University of Texas at Arlington physicist Yue Deng will receive more than $500,000 from NASA to study how space weather events such as solar flares drive vertical winds to affect electrodynamics in the Earth's upper atmosphere, Phys.org reported.

Former nursing dean part of international team

Elizabeth Poster, the former dean of the UT Arlington College of Nursing, will be part of an accreditation team of international experts appointed by the Commission for Academic Accreditation of the United Arab Emirates, the Dallas Business Journal People on the Move reported. The Commission is responsible for licensing and accrediting 70 institutions in the UAE. A similar mention appears in the D Magazine Healthcare Daily.

Armstrong earns second national American Chemistry Society award

Daniel W. Armstrong, who holds the UT Arlington Robert A. Welch Chair in Chemistry, will receive his second national award from the American Chemical Society March 17, the Dallas Business Journal People on the Move reported.

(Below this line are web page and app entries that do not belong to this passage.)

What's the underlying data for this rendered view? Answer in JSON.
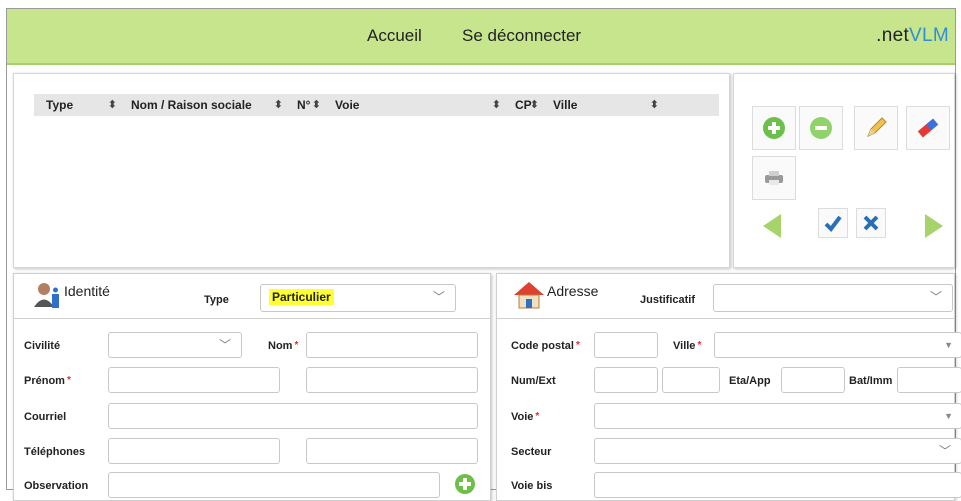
{
  "header": {
    "nav": {
      "home": "Accueil",
      "logout": "Se déconnecter"
    },
    "logo": {
      "part1": ".net",
      "part2": "VLM"
    }
  },
  "grid": {
    "columns": [
      "Type",
      "Nom / Raison sociale",
      "N°",
      "Voie",
      "CP",
      "Ville"
    ],
    "rows": []
  },
  "toolbar": {
    "buttons": [
      "add-icon",
      "remove-icon",
      "pencil-icon",
      "eraser-icon",
      "print-icon",
      "previous-arrow-icon",
      "checkmark-icon",
      "cancel-x-icon",
      "next-arrow-icon"
    ]
  },
  "identite": {
    "title": "Identité",
    "type_label": "Type",
    "type_value": "Particulier",
    "civilite_label": "Civilité",
    "civilite_value": "",
    "nom_label": "Nom",
    "prenom_label": "Prénom",
    "courriel_label": "Courriel",
    "telephones_label": "Téléphones",
    "observation_label": "Observation",
    "required_mark": "*"
  },
  "adresse": {
    "title": "Adresse",
    "justificatif_label": "Justificatif",
    "justificatif_value": "",
    "code_postal_label": "Code postal",
    "ville_label": "Ville",
    "num_ext_label": "Num/Ext",
    "eta_app_label": "Eta/App",
    "bat_imm_label": "Bat/Imm",
    "voie_label": "Voie",
    "secteur_label": "Secteur",
    "voie_bis_label": "Voie bis",
    "required_mark": "*"
  },
  "colors": {
    "topbar": "#c6e58c",
    "logo_accent": "#2e8fd6",
    "add_green": "#6cc04a",
    "required_red": "#e03030",
    "highlight": "#ffff33"
  }
}
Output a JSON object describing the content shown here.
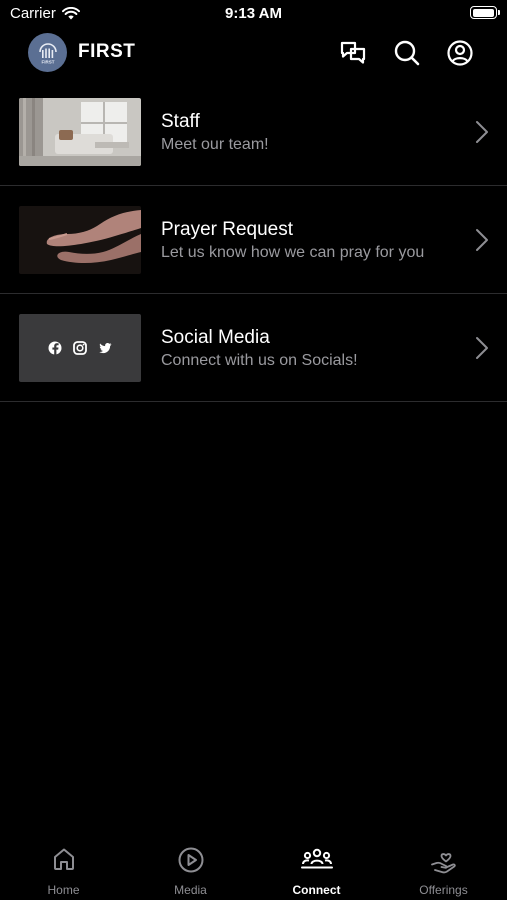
{
  "status_bar": {
    "carrier": "Carrier",
    "time": "9:13 AM"
  },
  "header": {
    "title": "FIRST",
    "logo_text": "FIRST",
    "icons": [
      "chat-icon",
      "search-icon",
      "profile-icon"
    ]
  },
  "list": {
    "items": [
      {
        "title": "Staff",
        "subtitle": "Meet our team!",
        "thumbnail": "living-room-photo"
      },
      {
        "title": "Prayer Request",
        "subtitle": "Let us know how we can pray for you",
        "thumbnail": "hands-photo"
      },
      {
        "title": "Social Media",
        "subtitle": "Connect with us on Socials!",
        "thumbnail": "social-icons"
      }
    ]
  },
  "tabs": {
    "items": [
      {
        "label": "Home",
        "icon": "home-icon",
        "active": false
      },
      {
        "label": "Media",
        "icon": "play-icon",
        "active": false
      },
      {
        "label": "Connect",
        "icon": "people-icon",
        "active": true
      },
      {
        "label": "Offerings",
        "icon": "hand-heart-icon",
        "active": false
      }
    ]
  },
  "colors": {
    "background": "#000000",
    "divider": "#2c2c2e",
    "subtitle": "#9a9a9f",
    "tab_inactive": "#8e8e93",
    "logo_bg": "#5b6f93"
  }
}
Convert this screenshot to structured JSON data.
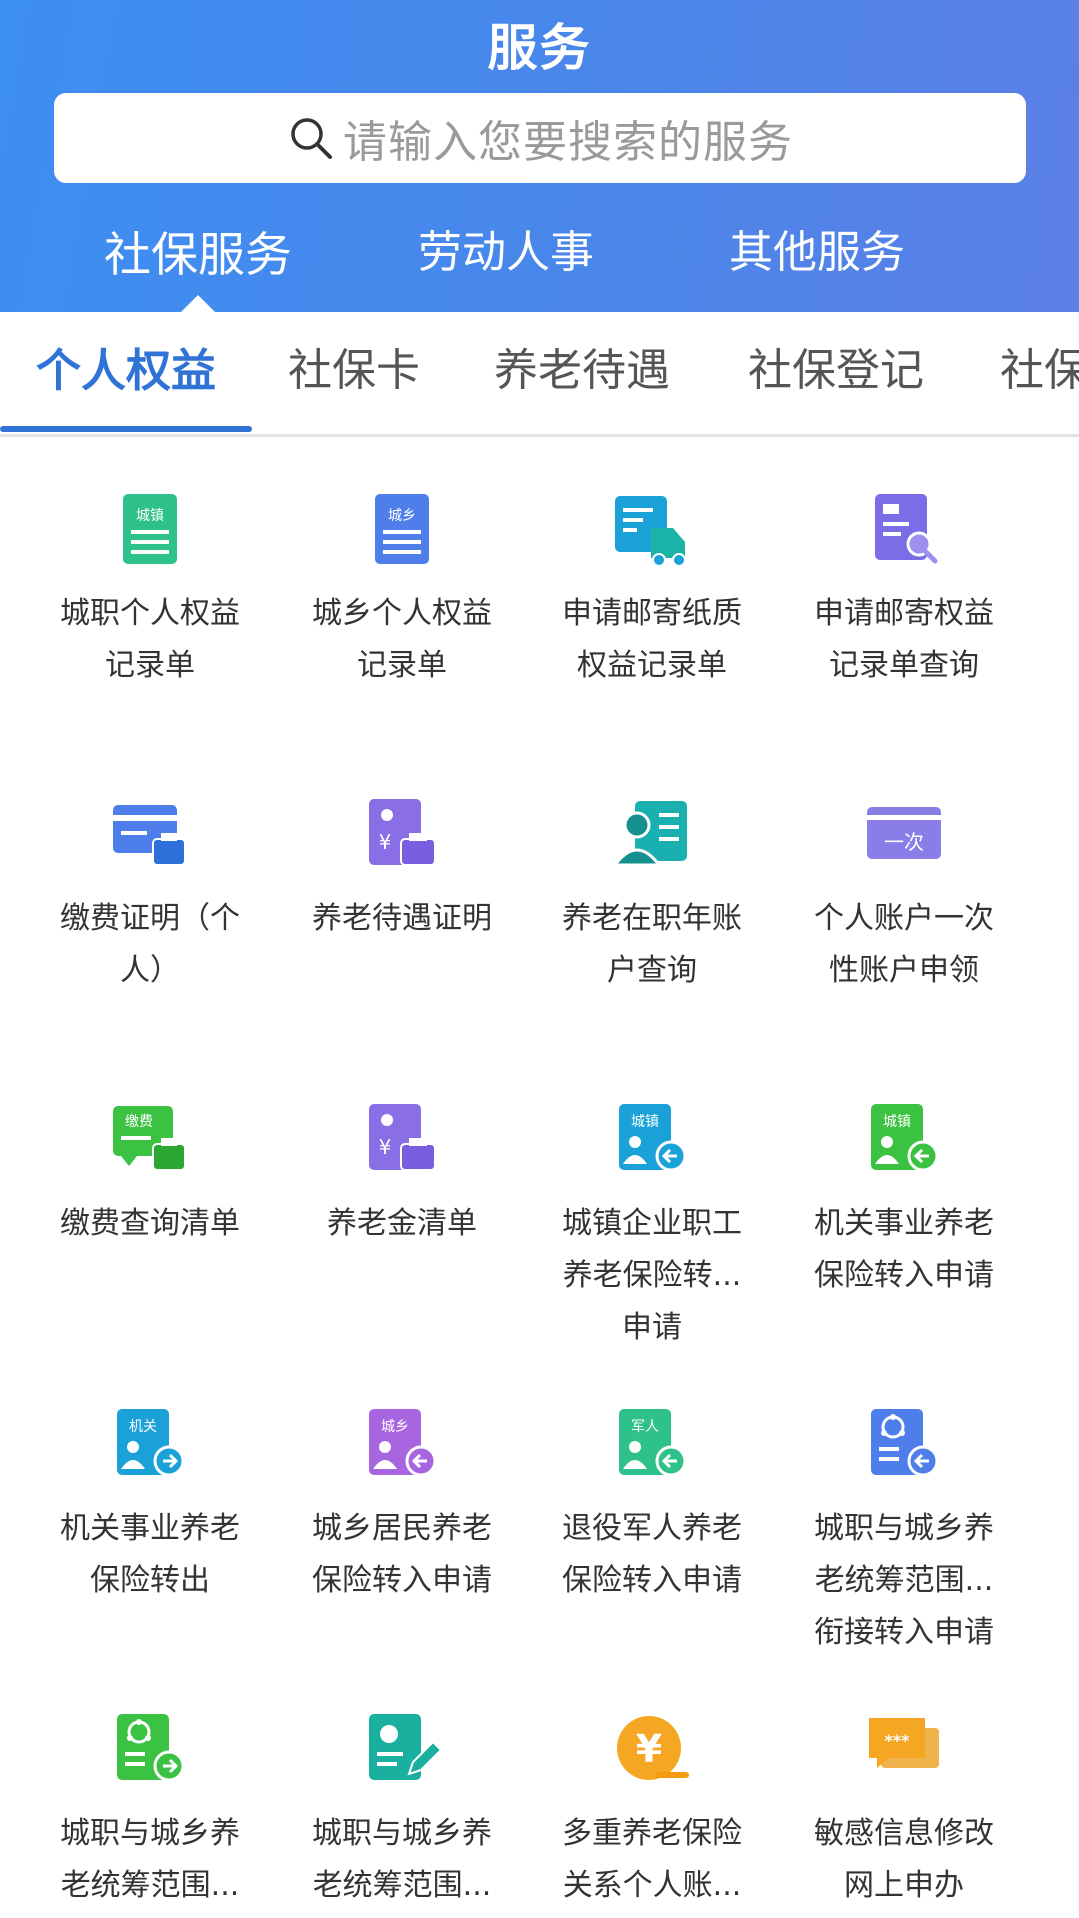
{
  "header": {
    "title": "服务",
    "search": {
      "placeholder": "请输入您要搜索的服务"
    },
    "main_tabs": [
      {
        "label": "社保服务",
        "active": true
      },
      {
        "label": "劳动人事",
        "active": false
      },
      {
        "label": "其他服务",
        "active": false
      }
    ]
  },
  "sub_tabs": [
    {
      "label": "个人权益",
      "active": true
    },
    {
      "label": "社保卡",
      "active": false
    },
    {
      "label": "养老待遇",
      "active": false
    },
    {
      "label": "社保登记",
      "active": false
    },
    {
      "label": "社保",
      "active": false
    }
  ],
  "colors": {
    "header_blue": "#4a86ea",
    "active_tab": "#2f73d6",
    "green": "#25b87a",
    "blue": "#4a7ee8",
    "teal": "#1aa2d8",
    "purple": "#7a6de6",
    "orange": "#f5a623"
  },
  "services": [
    {
      "label": "城职个人权益记录单",
      "icon": "city-record-icon",
      "icon_text": "城镇"
    },
    {
      "label": "城乡个人权益记录单",
      "icon": "rural-record-icon",
      "icon_text": "城乡"
    },
    {
      "label": "申请邮寄纸质权益记录单",
      "icon": "mail-truck-icon"
    },
    {
      "label": "申请邮寄权益记录单查询",
      "icon": "mail-search-icon"
    },
    {
      "label": "缴费证明（个人）",
      "icon": "payment-certificate-icon"
    },
    {
      "label": "养老待遇证明",
      "icon": "pension-certificate-icon",
      "icon_text": "¥"
    },
    {
      "label": "养老在职年账户查询",
      "icon": "account-person-icon"
    },
    {
      "label": "个人账户一次性账户申领",
      "icon": "one-time-card-icon",
      "icon_text": "一次"
    },
    {
      "label": "缴费查询清单",
      "icon": "payment-list-icon",
      "icon_text": "缴费"
    },
    {
      "label": "养老金清单",
      "icon": "pension-list-icon",
      "icon_text": "¥"
    },
    {
      "label": "城镇企业职工养老保险转...申请",
      "icon": "city-transfer-in-icon",
      "icon_text": "城镇"
    },
    {
      "label": "机关事业养老保险转入申请",
      "icon": "agency-transfer-in-icon",
      "icon_text": "城镇"
    },
    {
      "label": "机关事业养老保险转出",
      "icon": "agency-transfer-out-icon",
      "icon_text": "机关"
    },
    {
      "label": "城乡居民养老保险转入申请",
      "icon": "rural-transfer-in-icon",
      "icon_text": "城乡"
    },
    {
      "label": "退役军人养老保险转入申请",
      "icon": "veteran-transfer-in-icon",
      "icon_text": "军人"
    },
    {
      "label": "城职与城乡养老统筹范围...衔接转入申请",
      "icon": "coordination-transfer-in-icon"
    },
    {
      "label": "城职与城乡养老统筹范围...",
      "icon": "coordination-transfer-out-icon"
    },
    {
      "label": "城职与城乡养老统筹范围...",
      "icon": "coordination-edit-icon"
    },
    {
      "label": "多重养老保险关系个人账...",
      "icon": "yen-coin-icon",
      "icon_text": "¥"
    },
    {
      "label": "敏感信息修改网上申办",
      "icon": "chat-bubble-icon",
      "icon_text": "***"
    }
  ]
}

The ACS Award in Separations Science and Technology, which is sponsored by Waters Corp., will be presented at the ACS national conference in Dallas.

Biology team part of pigeon gene research

A UT Arlington biology team exploring pigeons as a model for vertebrae evolution has uncovered that mutations and interactions among three genes create a wide variety of color variations, the NSF.gov and e! Science News reported. One of those genes, they also found, may be an example of a “slippery gene” more prone to evolutionary changes.

Response time to foreign conflicts examined

Heidi Hardt, a UT Arlington assistant political science professor, examines international organizations’ response times to foreign conflicts in her new book, “Time to React: The Efficiency of International Organizations in Crisis Response,” News-Medical.net reported.

Advanced radar units in North Texas started with one at UTA

Dallas-Fort Worth is closer to having a ring of advanced radar units up and running when the spring severe-storm season starts, WFAA.com and Government Technology.com reported. A fourth component of the new radar system was installed Tuesday atop a municipal building in Addison. Over the last year, other units have been deployed at The University of Texas at Arlington, at the University of North Texas in Denton and in Mansfield.